This past year has not been a very positive one for the stock market or the economy, resulting in the US entering a recession. These challenging times can often cause investors to examine their investments more closely and want to become more involved in the daily management of their investments. It can also cause investors to examine the relationship they have with their financial advisor and decide to look for someone new, or make the decision to hire a new advisor. What investors have already made changes to their advisor since the start of the recession? Are more investors considering firing their advisor? What is causing investors to consider firing their advisor?
Spectrem Group sought the answers to those questions in our most recent research with wealthy investors. Spectrem found that 11 percent of investors have either fired their advisor or hired a new advisor as a result of the current recession. Some investors are far more likely to have made a change in their advisor than others. Age, wealth and occupation all significantly impact how likely an investor is to have decided to make changes to their financial advisor during this time.

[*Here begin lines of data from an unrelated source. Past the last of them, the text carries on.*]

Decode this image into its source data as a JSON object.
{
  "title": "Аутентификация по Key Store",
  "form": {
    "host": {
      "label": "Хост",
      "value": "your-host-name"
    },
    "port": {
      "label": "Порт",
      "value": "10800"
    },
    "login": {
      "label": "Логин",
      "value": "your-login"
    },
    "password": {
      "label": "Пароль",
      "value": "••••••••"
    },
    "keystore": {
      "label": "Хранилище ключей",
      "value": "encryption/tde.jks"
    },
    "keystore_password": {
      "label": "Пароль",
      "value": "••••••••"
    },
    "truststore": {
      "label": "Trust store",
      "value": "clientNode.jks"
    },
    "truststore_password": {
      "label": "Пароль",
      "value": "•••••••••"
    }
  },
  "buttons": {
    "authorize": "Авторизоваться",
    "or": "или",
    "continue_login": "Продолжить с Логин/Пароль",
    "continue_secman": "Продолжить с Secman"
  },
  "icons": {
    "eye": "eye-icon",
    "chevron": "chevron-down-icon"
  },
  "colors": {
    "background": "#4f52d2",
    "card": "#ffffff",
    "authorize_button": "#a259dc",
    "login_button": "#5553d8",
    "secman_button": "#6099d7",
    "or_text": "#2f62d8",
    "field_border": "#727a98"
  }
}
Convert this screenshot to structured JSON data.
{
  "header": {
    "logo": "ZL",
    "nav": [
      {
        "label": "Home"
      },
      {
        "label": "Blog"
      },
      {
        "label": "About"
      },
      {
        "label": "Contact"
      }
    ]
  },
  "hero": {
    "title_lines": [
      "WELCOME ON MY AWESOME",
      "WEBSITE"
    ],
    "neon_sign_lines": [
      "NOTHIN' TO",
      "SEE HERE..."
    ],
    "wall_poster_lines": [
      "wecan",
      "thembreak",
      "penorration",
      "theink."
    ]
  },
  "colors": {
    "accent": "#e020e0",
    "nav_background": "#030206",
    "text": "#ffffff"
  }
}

Millennials are the most likely age group to have made changes to their advisor due to the recession, with 40 percent having made some type of change. Eighteen percent of Gen X investors have made changes to their advisor, while in contrast only two percent of WWII and seven percent of Baby Boomers have made changes.
Wealth and occupation also play a role in how likely an investor is to make a change to their advisor. Investors with a net worth between $10 million - $25 million are the most likely to have made a change to their advisor as a result of the recession, with 14 percent decreasing the number of advisors they have, and eight percent hiring a new advisor during this time. Investors in Information Technology, Senior Executives, and Educators are less likely to have made changes to their advisor during this time, while Professionals, Business Owners, and Healthcare Executives are more likely to have made a change.
The investors who have already made the change are those investors who act quickly, while many other investors are still thinking and contemplating what they should do. Among those investors who have not yet made any changes to their advisor, 10 percent are looking to replace their primary financial advisor. A third of Millennials who haven’t changed their advisor yet are looking to replace their primary financial advisor, and 21 percent of investors with a net worth between $10 million - $25 million are looking to do the same.
What is causing investors to want to make these decisions? The most common two reasons are that the advisor contacted the investor less frequently and that the investor’s assets lost more than 10 percent of their value. Some investors feel that their assets losing more than 20 percent of their value is what it took for them to consider firing their advisor. Seven percent of investors feel that their advisor not providing reassurance in the declining stock market environment is what caused them to hurt their relationship with their advisor and is making them consider firing their advisor. Winding up the top five reasons why an investor is considering firing their advisor is that the investor did not receive return emails or phone calls in a timely manner.
This time period will continue to be one of change, both economically and with regards to what professionals’ investors choose to work with. Making changes to advisors can be complicated so investors should make certain that a change is something they need to do before moving forward.
Related: The Connection Between Family Nationality and Financial Matters